The steroid era might, allegedly, be over in Major League Baseball, but it appears to be alive and well in high school sports. At least, there was an active enough market to support an operation that netted Ohio authorities $600,000 in anabolic steroids, spread out in the usual oh-my-god-look-at-all-the-drugs-we-have-here, ready-for-TV news conference in Lebanon, smack in between Cincinnati and Dayton, and just north of the Kings Island amusement park.
Oh my god, look at all the drugs they have there.From Fox 19 in Cincinnati:
No one has identified any high school athletes who bought steroids, or what schools they attend. However, authorities did identify the crew alleged to be behind the operation, which imported steroids from China to a lab in Tennessee, which then sent the drugs to Ohio to be sold. From the Cincinnati Enquirer:
The Warren County Drug Task Force began investigating when they were tipped off by the Countryside YMCA
in Lebanon. The ring’s leaders were targeting high school athletes at the Y. …
None of the steroids were actually dealt within the walls of the YMCA. However, according to authorities, the sellers targeted young athletes inside the gym and instructed buyers to go to lockers at a building on Reed Hartman to pick up and drop off money for the drugs.
The suspects who have been indicted hail from six Ohio counties plus Tennessee. They include a Liberty Township gym owner, a champion Cincinnati bodybuilder, a manager at LA Fitness in West Chester Township and an exotic dancer from Middletown.What will make this bust a bigger story in the coming days is something else Burke said at the Nov. 1 news conference. “There are at least two (professional athletes) we feel have an involvement in this operation,” the Enquirer quotes Burke as saying. “The investigation is ongoing and there may well be charges (against the athletes).”
“It was a tight network” that required deep undercover work to infiltrate, [Warren County, Ohio, Drug Task Force commander John] Burke said, noting the suspects knew each other from gyms and bodybuilding.
“Virtually everybody we dealt with had no criminal record,” Burke said, which is atypical for drug investigations.
While it would appear, from the lack of prior arrests, that this was an amateur operation, apparently this folks didn’t fool around.

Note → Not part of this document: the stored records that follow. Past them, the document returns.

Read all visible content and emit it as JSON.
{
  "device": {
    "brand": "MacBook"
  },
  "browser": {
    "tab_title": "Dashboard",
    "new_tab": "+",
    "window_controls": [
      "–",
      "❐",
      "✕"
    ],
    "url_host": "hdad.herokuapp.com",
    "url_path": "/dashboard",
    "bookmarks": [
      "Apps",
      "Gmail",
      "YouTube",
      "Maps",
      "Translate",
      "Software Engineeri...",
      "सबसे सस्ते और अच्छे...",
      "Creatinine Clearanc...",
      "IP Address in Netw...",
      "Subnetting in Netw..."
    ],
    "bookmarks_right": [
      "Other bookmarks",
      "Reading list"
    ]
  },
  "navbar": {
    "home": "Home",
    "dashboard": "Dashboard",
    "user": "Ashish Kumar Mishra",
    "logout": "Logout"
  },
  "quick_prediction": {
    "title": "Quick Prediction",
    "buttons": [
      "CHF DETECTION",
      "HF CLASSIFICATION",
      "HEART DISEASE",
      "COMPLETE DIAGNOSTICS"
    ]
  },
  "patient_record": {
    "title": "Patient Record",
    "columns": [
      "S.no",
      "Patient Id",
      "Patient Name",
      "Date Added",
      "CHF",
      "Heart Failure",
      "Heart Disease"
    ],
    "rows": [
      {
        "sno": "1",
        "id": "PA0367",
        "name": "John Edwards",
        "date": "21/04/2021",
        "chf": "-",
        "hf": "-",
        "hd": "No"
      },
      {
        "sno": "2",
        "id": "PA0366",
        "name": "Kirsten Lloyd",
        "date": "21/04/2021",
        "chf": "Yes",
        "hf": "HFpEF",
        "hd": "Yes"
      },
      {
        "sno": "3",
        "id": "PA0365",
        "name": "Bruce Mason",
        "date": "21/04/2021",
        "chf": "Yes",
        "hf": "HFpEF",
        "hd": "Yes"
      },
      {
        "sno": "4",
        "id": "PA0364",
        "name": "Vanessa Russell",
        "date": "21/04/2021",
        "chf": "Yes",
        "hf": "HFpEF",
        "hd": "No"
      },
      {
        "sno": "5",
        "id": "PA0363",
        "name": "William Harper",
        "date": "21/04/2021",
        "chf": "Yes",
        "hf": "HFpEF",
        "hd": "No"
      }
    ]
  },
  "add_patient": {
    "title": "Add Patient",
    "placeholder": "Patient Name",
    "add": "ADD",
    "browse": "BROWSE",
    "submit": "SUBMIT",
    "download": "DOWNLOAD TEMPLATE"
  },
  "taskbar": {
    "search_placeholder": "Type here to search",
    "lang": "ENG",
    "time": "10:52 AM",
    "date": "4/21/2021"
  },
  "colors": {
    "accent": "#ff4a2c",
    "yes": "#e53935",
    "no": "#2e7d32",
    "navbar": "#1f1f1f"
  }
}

Burke announced that police also seized assault rifles, semiautomatic pistols, shotguns, ammunition and about $300,000 in cash and vehicles. It cost $25 to make each vial of steroids, but it was sold for $85 to $125 a vial — a tidy profit, no doubt. Although it brings to mind the question, where were high schoolers getting that kind of money?
They find a way. According to the Centers for Disease Control and Prevention, the estimated rate of U.S. high schoolers admitting past or present use of steroids has grown from 1 in 45 in 1993 to 1 in 16 in 2005, and there are no indications the rate is not continuing to increase. As of 2005, 6.8% of male high schoolers admitted steroid use, as did 5.3% of females. By the way, steroid use among high schoolers is not a U.S. problem only.
You might ask yourself, hey, haven’t these kids gotten the message that injecting yourself with steroids is illegal, that the muscle mass you get today is outweighted by the small sexual organs and back acne you’ll have tomorrow, and that someday someone is going to expose you as a falsely built, performance-enhancing drug freak?
Well, they have, but they also get the message that bigger is better if you want playing time and a college scholarship, that you’re going to get the girl if you have muscles, and that the coach doesn’t know what you don’t tell him — and he won’t ask. So, there are always going to be some high school athletes, in the throes of their body-issue years, who have the will and the money to try out steroids.
In that case, then, you might ask, whatever happened to steroid testing of high school athletes? Well, it’s pretty much dead on any large scale, a victim of high expense and ineffectiveness, a deadly combination for states and public schools trying to find quick, easy ways to save money in tight economic times. Here are details from a January 2011 story in the Press of Atlantic City, N.J., about the problems with a New Jersey steroid-testing plan that spent $400,000 to test 2,000 athletes to find one positive result.
Two other states — Texas and Florida — have tested high school athletes with similar results.New Jersey is still testing athletes. So is my home state of Illinois, though it’s being carried by the state’s high school athletic association on its own after a state legislative mandate expired. And that’s it for statewide steroid testing of prep jocks.
In Texas, nearly 50,000 tests since February 2008 have found about 20 confirmed cases of steroid use. The program began in 2007 with a $3 million annual budget but since has been reduced to $1 million and was almost eliminated completely this year due to the state’s budget crisis.
In Florida, only one of 600 students tested positive in 2008. The state ended its testing program in 2009.
I wouldn’t expect Ohio to jump on the testing bandwagon after this bust, though I’m sure there will — and should — be plenty of hand-wringing over what’s going on with steroids and school sports. However, that discussion may dissipate as soon as names are attached to the pro athletes alleged to be involved in the recently busted ring.